▶ _DIRECTIONS FOR THIS TASK_: Where a line of the records contains the word "JSON", show that line.
====
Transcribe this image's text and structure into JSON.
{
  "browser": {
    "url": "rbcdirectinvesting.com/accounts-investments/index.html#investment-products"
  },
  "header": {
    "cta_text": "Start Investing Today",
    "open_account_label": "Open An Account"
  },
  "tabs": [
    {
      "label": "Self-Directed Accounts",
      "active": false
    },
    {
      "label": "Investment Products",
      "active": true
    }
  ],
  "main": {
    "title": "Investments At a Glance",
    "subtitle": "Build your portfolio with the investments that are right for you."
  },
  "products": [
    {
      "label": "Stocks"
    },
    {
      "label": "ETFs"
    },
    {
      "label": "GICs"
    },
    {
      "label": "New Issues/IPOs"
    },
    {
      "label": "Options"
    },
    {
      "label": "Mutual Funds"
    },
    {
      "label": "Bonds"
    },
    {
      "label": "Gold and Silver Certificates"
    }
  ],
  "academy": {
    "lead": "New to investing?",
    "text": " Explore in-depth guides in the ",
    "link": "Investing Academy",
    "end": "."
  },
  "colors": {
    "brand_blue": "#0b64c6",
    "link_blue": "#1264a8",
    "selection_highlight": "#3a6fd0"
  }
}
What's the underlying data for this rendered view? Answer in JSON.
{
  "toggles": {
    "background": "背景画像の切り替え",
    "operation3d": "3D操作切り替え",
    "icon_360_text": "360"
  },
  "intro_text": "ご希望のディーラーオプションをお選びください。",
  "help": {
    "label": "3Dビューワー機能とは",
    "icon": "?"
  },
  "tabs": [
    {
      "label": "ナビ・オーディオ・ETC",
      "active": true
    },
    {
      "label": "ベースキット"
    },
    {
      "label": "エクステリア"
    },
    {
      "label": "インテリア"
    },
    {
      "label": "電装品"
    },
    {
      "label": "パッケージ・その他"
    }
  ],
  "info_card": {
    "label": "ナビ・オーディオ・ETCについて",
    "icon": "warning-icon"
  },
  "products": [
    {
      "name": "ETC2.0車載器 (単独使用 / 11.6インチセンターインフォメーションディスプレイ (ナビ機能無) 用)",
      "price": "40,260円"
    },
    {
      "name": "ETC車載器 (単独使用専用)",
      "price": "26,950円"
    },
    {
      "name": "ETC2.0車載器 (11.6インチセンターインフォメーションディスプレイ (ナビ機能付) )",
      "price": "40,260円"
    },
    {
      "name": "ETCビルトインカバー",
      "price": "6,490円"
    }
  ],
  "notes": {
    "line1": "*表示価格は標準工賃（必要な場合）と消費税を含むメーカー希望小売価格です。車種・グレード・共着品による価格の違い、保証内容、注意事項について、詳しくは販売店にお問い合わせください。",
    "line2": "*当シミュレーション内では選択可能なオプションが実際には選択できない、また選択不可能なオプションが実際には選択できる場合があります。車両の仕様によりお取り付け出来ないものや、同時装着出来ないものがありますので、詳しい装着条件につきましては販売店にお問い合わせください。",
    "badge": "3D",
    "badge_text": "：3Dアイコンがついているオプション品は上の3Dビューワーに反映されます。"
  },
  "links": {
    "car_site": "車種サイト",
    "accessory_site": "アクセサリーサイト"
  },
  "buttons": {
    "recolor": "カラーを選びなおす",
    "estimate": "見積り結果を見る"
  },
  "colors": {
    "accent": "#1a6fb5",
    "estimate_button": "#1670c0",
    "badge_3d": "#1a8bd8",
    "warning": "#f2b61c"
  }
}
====
▶ _EXERCISE SOLUTION_:
Transcribe this image's text and structure into JSON.
What's the underlying data for this rendered view? Answer in JSON.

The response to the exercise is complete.